Optical microscopy has existed for centuries, but scientists are still discovering new methods, techniques, and technologies to help them observe the microscopic world. Most recently, researchers have combined a computational imaging approach, known as compressive imaging, with a faster scanning method.
The new method was used to acquire two-photon microscopy images of a pollen grain in less than a second. With traditional approaches, it would have taken five times longer. Some possible applications will be to visualize a neural network or monitor activity from hundreds of neurons simultaneously. Neurons transmit signals in about 10 milliseconds, far faster than what conventional microscopy systems can follow.
Making Improvements to Speedier Scanning Two-Photon Microscopy
The new form of optical microscopy delivers ultrafast pulses of infrared laser light to the sample. The light interacts with tissue or fluorescent labels that emit signals used to create an image. It’s used because of its ability to produce high-resolution, 3D images up to a depth of 1 mm. Because the low-light conditions call for point detectors that require point-by-point image acquisition and reconstruction, this iteration of optical microscopy has limited imaging speed.

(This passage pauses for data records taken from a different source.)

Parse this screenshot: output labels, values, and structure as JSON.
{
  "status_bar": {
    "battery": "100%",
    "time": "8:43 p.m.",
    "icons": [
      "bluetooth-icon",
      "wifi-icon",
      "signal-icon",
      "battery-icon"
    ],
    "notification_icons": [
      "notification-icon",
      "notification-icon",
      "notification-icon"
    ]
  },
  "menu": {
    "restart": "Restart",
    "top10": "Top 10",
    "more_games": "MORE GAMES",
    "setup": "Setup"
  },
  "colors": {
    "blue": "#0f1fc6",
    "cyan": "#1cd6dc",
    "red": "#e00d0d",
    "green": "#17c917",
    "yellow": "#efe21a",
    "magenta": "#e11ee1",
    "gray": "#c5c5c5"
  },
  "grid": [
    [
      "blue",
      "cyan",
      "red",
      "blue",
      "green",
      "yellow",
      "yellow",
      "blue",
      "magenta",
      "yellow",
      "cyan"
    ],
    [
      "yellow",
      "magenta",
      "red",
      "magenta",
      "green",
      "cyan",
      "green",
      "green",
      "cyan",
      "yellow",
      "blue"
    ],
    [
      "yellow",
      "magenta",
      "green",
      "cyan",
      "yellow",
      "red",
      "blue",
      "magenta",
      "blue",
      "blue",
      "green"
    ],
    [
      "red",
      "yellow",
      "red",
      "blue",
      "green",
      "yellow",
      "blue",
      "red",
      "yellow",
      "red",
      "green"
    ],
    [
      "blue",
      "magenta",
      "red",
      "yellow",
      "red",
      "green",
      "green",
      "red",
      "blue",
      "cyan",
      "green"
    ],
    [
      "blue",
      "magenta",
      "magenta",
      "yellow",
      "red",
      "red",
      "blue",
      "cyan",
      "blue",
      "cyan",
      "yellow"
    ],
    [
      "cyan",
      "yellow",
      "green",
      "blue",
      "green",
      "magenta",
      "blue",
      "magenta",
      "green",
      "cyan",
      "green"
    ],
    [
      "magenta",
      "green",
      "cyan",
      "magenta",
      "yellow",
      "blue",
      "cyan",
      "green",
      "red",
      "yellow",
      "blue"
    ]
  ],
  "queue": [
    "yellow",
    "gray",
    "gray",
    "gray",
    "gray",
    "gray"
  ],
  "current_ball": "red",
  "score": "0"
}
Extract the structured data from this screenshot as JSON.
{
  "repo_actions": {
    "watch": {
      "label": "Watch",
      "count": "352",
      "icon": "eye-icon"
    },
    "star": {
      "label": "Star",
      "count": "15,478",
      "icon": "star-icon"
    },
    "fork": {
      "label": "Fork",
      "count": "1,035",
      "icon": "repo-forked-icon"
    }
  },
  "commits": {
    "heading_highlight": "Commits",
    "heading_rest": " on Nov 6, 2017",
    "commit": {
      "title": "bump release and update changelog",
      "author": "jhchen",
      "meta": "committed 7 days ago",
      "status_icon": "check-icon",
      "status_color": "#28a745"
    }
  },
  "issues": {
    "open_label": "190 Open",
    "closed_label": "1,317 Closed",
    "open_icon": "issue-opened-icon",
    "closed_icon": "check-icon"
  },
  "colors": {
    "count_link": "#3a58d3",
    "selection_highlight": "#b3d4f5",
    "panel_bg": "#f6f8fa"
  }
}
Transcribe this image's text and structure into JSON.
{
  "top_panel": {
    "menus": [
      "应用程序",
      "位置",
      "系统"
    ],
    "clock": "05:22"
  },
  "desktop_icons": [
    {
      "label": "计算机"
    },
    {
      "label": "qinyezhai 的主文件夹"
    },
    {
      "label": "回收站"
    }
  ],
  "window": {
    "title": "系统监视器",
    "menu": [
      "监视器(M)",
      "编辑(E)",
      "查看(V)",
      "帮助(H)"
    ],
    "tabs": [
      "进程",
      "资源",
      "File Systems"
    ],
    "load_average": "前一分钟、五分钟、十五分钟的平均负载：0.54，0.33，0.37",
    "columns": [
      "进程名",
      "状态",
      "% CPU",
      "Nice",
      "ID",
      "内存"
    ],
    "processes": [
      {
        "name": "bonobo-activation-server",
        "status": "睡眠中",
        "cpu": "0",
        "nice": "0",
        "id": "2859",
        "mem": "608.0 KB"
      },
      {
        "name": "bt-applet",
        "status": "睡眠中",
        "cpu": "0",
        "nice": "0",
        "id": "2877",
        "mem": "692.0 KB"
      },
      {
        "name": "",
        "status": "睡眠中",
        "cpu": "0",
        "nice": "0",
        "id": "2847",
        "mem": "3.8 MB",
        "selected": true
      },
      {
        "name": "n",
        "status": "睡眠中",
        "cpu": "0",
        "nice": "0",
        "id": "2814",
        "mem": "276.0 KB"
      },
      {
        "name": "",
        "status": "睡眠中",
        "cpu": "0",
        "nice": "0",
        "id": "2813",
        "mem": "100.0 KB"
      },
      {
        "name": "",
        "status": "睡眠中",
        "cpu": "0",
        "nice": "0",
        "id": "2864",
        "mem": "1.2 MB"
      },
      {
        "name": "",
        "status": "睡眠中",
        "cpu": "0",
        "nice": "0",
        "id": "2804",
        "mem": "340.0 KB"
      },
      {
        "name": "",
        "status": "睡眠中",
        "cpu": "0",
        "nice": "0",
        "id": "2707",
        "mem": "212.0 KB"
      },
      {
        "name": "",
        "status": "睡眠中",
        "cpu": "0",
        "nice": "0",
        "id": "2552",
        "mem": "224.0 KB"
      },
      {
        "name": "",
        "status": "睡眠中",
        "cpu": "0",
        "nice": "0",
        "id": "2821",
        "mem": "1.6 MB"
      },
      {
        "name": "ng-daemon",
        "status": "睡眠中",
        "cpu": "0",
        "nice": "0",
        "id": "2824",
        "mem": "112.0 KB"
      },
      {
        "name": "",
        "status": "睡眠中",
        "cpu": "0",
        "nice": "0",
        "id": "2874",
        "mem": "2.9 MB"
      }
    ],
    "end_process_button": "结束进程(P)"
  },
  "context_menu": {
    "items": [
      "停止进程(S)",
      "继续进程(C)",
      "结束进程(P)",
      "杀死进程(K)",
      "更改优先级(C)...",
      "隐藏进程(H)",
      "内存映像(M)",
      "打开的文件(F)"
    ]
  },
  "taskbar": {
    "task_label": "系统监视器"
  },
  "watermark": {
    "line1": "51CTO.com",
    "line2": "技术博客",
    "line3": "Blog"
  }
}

To speed up the imaging, researches developed a multi-focus laser illumination method. The method uses a digital micromirror device (DMD), a type of low-cost scanner that’s typically used in projectors. Researchers were able to further increase the imaging speed by combining multi-focus scanning with compressive sensing. This approach allows a specimen to be reconstructed using between 70 and 90 percent fewer exposures.
AI and Deep Learning Changing the Game for Optical Microscopy
Faster microscopy techniques mean that more images can be captured in less time. Analysis of this vast number of images becomes a bottleneck, but artificial intelligence, specifically the use of deep learning to process huge volumes of imagery with superhuman accuracy, can speed it. Advanced AI systems can then use those processed images to build high definition composite images — all in a fraction of the time required by human scientists.
Though there is still room for improvement, it’s exciting to be in a defining period where traditional scientific disciplines are coming together with very different disciplines, like AI and machine vision, to create something more than the sum of their parts.
Discover the endless opportunities of AI and Machine vision in life sciences by visiting our Pushing the Boundaries of Biomedical Sciences with AI and Machine Vision educational section.